I was just about to tell Roscoe that I would look it up somewhere when we got home when all of a sudden something pulled on his fishing line so hard that it almost took him out of the boat. He managed to hang onto the rod, but with the boat not anchored down, the fish was actually moving the boat. I put down my own rod and tried to help Roscoe catch this monster. Just as I reached for the net, I saw something jump out of the water that to this day, and it’s been over 20 years, I still haven't gotten over.
The biggest Largemouth Bass I have ever seen suddenly broke through the water. Roscoe and I stood in that boat with our mouths wide-open and in awe, as this majestic beast came 6 feet out of the water. His head was as big as a bowling ball with a mouth that I could easily put two of my fists in. It had to be over 5 foot long and weigh over 40 pounds, at a minimum. But even with his size, this wasn't what set this magnificent fish apart from any other bass I had ever seen.
I've also caught my share of bass and most are a deep green or olive color, depending on the time of year they're caught. But this bass was a rainbow of colors and seemed to defy gravity as it stayed in the air like Michael Jordan once did on a basketball court, with one of his patented basketball dunks.
It then landed right in the middle of the boat, directly between Roscoe and me. His head, and especially his big beautiful eyes, were sighted dead-on Roscoe. This monster bass kept maneuvering his immense body so he could get a better view of Roscoe. It was then that Roscoe sat down and stared into the eyes of the beast. I would swear on a stack of Bibles they seemed to be reading each other’s mind. I sat down and watched a sight not seen by this old fisherman before or since. Roscoe then wiped his forehead, looked at me and said “KC, let’s get him back in the water now.” I almost fainted. Here was the biggest bass ever caught, in our boat, and he wanted to throw him back in the water. I couldn't believe it.
“Roscoe,” I said, “Let’s at least get a picture of this monster. We ain't far from the shore and my cell-phone is in the truck.” But Roscoe would have none of it. He wanted him back in the water right away, before he suffered any. He reached down, took the hook out of his mouth and petted him gently on his head like a puppy and I swear that fish waggled his tail like a dog to his owner.
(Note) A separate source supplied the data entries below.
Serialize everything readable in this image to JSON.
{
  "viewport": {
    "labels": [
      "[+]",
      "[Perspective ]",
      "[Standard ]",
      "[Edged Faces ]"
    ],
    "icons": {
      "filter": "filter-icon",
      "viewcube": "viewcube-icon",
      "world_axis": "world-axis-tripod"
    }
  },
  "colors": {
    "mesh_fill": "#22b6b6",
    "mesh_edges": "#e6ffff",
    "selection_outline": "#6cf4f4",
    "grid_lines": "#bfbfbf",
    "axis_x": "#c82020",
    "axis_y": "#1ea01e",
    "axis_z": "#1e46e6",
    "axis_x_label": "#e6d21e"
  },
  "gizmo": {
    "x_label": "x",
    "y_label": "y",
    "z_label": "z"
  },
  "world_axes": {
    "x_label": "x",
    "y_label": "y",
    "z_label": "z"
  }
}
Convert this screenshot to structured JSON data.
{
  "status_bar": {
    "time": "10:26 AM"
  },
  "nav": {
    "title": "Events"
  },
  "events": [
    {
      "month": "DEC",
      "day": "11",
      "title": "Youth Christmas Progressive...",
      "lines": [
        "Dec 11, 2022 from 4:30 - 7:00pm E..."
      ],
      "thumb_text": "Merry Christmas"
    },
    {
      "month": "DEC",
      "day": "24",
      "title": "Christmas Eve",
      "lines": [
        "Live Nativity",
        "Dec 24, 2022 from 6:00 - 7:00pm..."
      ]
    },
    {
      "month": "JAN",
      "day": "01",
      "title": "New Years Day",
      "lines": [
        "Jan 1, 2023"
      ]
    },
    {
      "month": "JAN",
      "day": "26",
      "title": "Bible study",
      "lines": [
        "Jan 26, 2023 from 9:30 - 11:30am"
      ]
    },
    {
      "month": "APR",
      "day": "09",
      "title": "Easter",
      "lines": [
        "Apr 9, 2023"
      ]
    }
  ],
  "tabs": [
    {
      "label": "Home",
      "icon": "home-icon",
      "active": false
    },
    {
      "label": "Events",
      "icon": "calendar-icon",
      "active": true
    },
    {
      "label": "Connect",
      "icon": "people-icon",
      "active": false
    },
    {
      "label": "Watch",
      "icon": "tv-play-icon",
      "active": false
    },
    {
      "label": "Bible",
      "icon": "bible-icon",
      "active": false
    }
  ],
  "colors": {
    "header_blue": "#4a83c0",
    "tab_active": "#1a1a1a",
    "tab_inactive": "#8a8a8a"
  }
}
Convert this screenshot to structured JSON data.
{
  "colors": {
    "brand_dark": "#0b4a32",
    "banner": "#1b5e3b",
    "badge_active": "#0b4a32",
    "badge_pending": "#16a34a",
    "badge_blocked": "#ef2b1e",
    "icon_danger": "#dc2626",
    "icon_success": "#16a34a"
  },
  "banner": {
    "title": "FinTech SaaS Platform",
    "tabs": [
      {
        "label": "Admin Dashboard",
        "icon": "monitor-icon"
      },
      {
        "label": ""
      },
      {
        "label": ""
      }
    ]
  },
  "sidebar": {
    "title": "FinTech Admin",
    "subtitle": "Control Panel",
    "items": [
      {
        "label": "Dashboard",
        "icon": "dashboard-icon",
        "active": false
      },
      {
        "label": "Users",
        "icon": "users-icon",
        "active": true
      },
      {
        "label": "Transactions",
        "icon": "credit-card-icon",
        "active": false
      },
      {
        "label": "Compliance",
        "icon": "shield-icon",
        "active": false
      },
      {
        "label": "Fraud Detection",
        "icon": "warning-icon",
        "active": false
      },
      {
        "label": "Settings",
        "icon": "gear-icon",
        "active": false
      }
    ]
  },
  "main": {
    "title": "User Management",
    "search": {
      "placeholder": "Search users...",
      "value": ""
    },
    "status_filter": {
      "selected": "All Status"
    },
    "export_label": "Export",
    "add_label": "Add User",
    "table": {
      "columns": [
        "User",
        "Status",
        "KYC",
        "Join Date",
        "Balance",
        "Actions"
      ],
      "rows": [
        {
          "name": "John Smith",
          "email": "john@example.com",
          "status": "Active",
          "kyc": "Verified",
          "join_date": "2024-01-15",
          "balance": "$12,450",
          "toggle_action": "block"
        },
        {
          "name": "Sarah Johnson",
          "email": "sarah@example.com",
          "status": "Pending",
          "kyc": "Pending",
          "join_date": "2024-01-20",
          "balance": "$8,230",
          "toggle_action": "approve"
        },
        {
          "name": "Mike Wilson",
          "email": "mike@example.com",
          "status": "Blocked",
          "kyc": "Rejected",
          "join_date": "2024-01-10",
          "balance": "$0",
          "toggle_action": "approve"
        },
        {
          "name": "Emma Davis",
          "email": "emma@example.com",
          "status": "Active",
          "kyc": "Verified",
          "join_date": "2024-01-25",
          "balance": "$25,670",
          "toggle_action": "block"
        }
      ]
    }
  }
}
We both grabbed an end and to my everlasting regret, let the most beautiful fish I have ever laid eyes on, slowly swim away, but not before flicking its tail once more and splashing water all over Roscoe.
Roscoe. My buddy. Who has been picked on all his entire life, called a retard and an idiot by his own parents, looked at me and said “KC, forget what I said about God talking to me, I think I know what he was telling me now.” I looked at Roscoe and said, “Roscoe, that fish could explain it a lot better than I could anyway. Let’s catch us some supper, buddy”. And that, folks, is the God’s honest truth.
I've lived and worked in the south for over twenty years, and I hope this story captures a part of this place that I love, with the compassion and pace of life that never changes and people who have never met a stranger. - Kenny Sibbett